START The data
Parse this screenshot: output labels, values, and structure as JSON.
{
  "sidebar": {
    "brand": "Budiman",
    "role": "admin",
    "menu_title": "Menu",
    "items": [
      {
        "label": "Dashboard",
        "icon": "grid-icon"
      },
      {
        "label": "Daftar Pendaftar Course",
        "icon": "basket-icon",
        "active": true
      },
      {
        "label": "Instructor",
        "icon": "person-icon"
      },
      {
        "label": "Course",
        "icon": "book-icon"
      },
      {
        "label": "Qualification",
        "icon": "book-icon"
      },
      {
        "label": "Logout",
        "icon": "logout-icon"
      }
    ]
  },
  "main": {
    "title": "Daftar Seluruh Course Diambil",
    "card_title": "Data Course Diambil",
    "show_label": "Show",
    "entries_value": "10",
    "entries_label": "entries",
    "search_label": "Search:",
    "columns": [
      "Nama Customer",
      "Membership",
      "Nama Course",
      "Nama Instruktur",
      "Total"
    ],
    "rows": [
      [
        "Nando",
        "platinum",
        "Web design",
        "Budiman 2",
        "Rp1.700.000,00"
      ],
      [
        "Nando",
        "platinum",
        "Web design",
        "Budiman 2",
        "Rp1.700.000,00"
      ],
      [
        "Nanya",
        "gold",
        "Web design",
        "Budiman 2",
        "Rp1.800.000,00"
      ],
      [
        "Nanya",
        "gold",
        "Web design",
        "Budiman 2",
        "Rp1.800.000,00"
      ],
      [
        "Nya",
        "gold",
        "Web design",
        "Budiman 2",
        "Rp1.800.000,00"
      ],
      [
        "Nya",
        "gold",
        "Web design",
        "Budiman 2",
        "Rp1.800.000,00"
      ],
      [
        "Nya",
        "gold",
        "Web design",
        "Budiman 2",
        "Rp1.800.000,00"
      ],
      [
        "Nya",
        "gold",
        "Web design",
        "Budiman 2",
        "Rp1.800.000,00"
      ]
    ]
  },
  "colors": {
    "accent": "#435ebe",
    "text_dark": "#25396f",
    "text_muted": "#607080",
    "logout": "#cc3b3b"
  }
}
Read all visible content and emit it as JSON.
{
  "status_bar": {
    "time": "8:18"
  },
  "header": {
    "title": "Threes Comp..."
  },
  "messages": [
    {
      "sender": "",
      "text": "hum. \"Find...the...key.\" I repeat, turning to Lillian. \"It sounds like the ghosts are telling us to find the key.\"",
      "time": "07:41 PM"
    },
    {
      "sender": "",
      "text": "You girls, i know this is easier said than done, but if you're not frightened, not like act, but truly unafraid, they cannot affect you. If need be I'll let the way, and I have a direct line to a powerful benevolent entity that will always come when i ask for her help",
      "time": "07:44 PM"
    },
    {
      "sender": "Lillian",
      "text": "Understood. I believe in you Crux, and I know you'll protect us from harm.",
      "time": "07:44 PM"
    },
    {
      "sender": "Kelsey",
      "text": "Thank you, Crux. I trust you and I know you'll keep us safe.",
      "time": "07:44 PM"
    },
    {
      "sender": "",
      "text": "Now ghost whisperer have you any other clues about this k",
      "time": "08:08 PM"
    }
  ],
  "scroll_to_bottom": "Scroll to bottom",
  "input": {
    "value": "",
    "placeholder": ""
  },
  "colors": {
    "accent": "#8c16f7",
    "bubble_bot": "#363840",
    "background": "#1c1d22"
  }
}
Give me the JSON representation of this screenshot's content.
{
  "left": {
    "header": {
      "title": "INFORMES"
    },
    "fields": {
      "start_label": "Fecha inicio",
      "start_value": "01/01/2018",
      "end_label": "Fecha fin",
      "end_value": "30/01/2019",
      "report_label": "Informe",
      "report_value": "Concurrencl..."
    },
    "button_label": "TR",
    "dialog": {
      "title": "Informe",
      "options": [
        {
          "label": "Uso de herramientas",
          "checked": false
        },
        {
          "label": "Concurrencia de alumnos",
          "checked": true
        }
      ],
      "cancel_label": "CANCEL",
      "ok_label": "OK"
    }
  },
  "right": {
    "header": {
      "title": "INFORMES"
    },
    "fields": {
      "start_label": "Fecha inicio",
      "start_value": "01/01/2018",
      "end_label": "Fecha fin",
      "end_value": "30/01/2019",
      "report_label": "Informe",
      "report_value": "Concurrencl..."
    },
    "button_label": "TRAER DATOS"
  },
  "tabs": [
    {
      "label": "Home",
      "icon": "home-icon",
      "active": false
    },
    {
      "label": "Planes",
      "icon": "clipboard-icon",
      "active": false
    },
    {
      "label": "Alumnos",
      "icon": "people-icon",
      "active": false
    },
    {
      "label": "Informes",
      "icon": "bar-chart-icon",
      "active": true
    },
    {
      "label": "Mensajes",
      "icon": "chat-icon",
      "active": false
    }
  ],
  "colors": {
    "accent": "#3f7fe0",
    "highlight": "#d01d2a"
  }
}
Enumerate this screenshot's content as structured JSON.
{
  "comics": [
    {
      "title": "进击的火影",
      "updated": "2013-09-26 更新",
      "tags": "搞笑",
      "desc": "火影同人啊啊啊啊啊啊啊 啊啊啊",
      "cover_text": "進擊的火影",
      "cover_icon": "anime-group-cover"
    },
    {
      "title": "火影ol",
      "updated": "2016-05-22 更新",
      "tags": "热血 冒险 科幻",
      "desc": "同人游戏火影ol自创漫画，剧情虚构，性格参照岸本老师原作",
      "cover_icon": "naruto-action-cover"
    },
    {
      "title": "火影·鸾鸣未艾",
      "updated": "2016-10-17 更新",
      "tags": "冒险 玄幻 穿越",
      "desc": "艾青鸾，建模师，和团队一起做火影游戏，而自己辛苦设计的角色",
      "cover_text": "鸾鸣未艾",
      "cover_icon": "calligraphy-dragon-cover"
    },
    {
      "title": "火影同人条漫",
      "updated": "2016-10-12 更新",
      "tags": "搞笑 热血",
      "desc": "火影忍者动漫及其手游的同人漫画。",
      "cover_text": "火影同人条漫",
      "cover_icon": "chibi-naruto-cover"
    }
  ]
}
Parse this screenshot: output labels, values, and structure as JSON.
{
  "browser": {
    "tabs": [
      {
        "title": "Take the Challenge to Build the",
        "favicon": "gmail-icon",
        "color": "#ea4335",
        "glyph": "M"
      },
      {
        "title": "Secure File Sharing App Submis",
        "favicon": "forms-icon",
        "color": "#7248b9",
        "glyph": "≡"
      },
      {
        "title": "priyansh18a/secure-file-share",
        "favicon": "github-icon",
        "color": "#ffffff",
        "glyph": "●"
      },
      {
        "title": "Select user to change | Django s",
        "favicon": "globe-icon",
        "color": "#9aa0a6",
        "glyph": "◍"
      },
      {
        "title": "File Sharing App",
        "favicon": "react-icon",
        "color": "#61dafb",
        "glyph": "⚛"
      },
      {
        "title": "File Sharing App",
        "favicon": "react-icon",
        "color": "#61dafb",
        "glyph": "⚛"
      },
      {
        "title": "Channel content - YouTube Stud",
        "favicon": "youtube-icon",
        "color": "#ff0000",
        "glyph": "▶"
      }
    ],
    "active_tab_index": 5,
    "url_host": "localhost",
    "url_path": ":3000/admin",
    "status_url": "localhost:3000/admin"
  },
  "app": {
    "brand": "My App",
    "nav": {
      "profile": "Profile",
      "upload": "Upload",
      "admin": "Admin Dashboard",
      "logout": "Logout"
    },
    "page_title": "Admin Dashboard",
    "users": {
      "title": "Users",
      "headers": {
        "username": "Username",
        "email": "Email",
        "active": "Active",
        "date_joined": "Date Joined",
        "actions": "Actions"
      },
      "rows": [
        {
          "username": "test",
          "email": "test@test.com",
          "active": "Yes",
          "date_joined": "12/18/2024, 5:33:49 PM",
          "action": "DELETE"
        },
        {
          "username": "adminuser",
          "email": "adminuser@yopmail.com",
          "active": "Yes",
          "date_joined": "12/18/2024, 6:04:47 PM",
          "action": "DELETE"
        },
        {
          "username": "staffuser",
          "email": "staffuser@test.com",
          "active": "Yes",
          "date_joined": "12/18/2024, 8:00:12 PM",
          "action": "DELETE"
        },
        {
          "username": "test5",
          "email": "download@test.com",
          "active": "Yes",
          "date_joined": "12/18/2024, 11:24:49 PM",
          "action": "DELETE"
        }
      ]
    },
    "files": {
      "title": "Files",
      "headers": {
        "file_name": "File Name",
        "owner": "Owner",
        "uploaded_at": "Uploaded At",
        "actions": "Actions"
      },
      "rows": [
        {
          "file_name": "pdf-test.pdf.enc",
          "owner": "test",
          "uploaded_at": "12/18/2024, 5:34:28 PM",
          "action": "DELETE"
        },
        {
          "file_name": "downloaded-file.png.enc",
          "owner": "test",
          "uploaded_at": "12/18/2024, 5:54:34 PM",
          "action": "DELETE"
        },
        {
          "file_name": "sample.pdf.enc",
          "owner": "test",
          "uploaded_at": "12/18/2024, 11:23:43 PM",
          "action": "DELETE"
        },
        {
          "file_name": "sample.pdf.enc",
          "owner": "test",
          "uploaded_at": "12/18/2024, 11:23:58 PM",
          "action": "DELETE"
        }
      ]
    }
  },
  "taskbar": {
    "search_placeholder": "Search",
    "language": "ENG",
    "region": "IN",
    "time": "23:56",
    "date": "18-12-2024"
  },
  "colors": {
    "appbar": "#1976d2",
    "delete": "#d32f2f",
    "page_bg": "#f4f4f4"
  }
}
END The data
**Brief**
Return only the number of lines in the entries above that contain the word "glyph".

**Your solution**
7